Why do the flaws of others often cause us to distance ourselves from them?

·     I may distance myself because I’m disappointed with you


I had a picture of who you were and you fell short of it.  On the outside most of us strive to look our best.  We cover our flaws, or at least reveal them selectively.  This isn’t necessarily hypocrisy.  Most people don’t want to hear about our warts and, even if they do, they don’t know what to do with them.  Plus, first impressions can be lasting,  often unfairly so, so why not get off to a good start?  Nevertheless, when I discover that you’re more self-centered than I thought, it’s tempting to pull back.  This leads to the next observation:


·     I may distance myself because I don’t want you to hurt me

Once bit, twice shy.  Your flaws may end up hurting me.  My brother once had a friend who talked smack about others, in a gentle, sort of “bless their heart” way.  It seemed like good-natured gossip until the day that my brother overheard the friend putting him down to someone else.  What our friends will do to others they can do to us as well.  Think you’re the exception?  You’re not.

·     I may distance myself because I don’t want to be identified with you and your flaws

If you look bad, and I’m friendly with you, others may assume that I’m like you or that I approve of your behavior.  It looks better if I hang around with “winners”. Jesus himself took flack for eating with tax collectors and sinners. 

·     I may distance myself because I don’t want you to overuse me


When someone has especially obvious flaws, others pull back and it’s hard for them to find a support system.  I’ve noticed that if I’m kind to certain people I often become the main one they turn to for help – the“go-to” guy.  Instead of the whole church ministering to this person I get stuck with meeting their needs while others keep a wary distance.


·     I may distance myself because I don’t like you very much any more

Your weaknesses/sins/problems make you unattractive to me.  You’re no longer a person I’m  drawn toward, not a natural friend or companion.  I now find you irritating or boring, or hypocritical or slightly creepy, or whiny or whatever.

·     I may distance myself because we now have significant disagreements


   If you think differently than me, that’s not necessarily a flaw, we may just have a legitimate difference in perspective, but often we can’t be that even-handed.  The other becomes “stubborn”, “unbiblical”, “worldly”,  etc.  And, to be frank, sometimes they are.  Some church differences involve conflict between biblical and unbiblical views, or moral compromise versus moral purity.  Attempts at even loving discussion about these areas can flare into quarrels.  In the end we may just pull back and settle for civility.

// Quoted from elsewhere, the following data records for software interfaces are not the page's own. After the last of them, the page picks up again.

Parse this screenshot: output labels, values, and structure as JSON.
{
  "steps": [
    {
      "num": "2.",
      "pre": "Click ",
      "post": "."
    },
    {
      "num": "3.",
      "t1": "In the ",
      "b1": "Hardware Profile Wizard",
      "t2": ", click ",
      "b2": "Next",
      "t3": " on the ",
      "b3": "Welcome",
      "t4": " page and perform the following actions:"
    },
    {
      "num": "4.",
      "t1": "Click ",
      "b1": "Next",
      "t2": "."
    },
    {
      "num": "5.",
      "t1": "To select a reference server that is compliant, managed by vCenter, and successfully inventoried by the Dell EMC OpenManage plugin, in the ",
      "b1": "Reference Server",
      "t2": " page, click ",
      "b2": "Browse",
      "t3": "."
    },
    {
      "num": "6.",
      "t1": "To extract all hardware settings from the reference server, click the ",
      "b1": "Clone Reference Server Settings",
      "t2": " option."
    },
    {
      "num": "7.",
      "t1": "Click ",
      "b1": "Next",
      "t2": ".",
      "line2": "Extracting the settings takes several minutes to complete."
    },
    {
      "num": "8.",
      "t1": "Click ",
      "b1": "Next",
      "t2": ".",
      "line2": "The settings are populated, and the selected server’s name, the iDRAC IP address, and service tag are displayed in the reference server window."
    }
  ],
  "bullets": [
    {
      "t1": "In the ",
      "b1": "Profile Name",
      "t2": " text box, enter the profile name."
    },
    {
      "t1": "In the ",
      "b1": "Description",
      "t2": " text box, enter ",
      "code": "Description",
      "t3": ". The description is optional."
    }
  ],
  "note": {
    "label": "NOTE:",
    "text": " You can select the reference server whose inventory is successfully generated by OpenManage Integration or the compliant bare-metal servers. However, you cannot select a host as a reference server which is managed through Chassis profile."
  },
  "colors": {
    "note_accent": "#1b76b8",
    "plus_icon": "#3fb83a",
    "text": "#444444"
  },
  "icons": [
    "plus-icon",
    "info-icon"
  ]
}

            So, what to do? When I see your warts do I push you away?  Is this what God wants?   Is this how He treats us?  I’m convinced that God wants our perception of flaws in others  to serve, not as a deterrent   to love, but rather, to become an incentive to love even more.  It’s true that certain flaws may lead me to set some protective boundaries (if I find that you’re a gossip, for instance,  I will be more careful what secrets I share with you) but I can still do whatever I do out of a deep commitment to your welfare.   Your flaws can become my loving concern and the focus of my prayers.  Rather than becoming less committed when I see your feet of clay I want to become even more committed.  Rather than caring less about you I want to grow to care even more.  In other words, I want to reflect the heart of Jesus; the heart He shows toward me.     
         This  godly mindset is especially needed in the church wheretoo often we pretend to be better than we are and then pull back from those who get outed.   This hypocrisy makes us hesitant to be real with each other.  Our relationships with fellow believers remain superficial and even, to some degree, false.  It’s a shame.  I need your help in dealing with my weaknesses and you need mine.  It’s easier to discover my feet of clay issues and to overcome them if you willhelp me.  And it’s such a relief to know that I am loved regardless of my flaws; that I am accepted.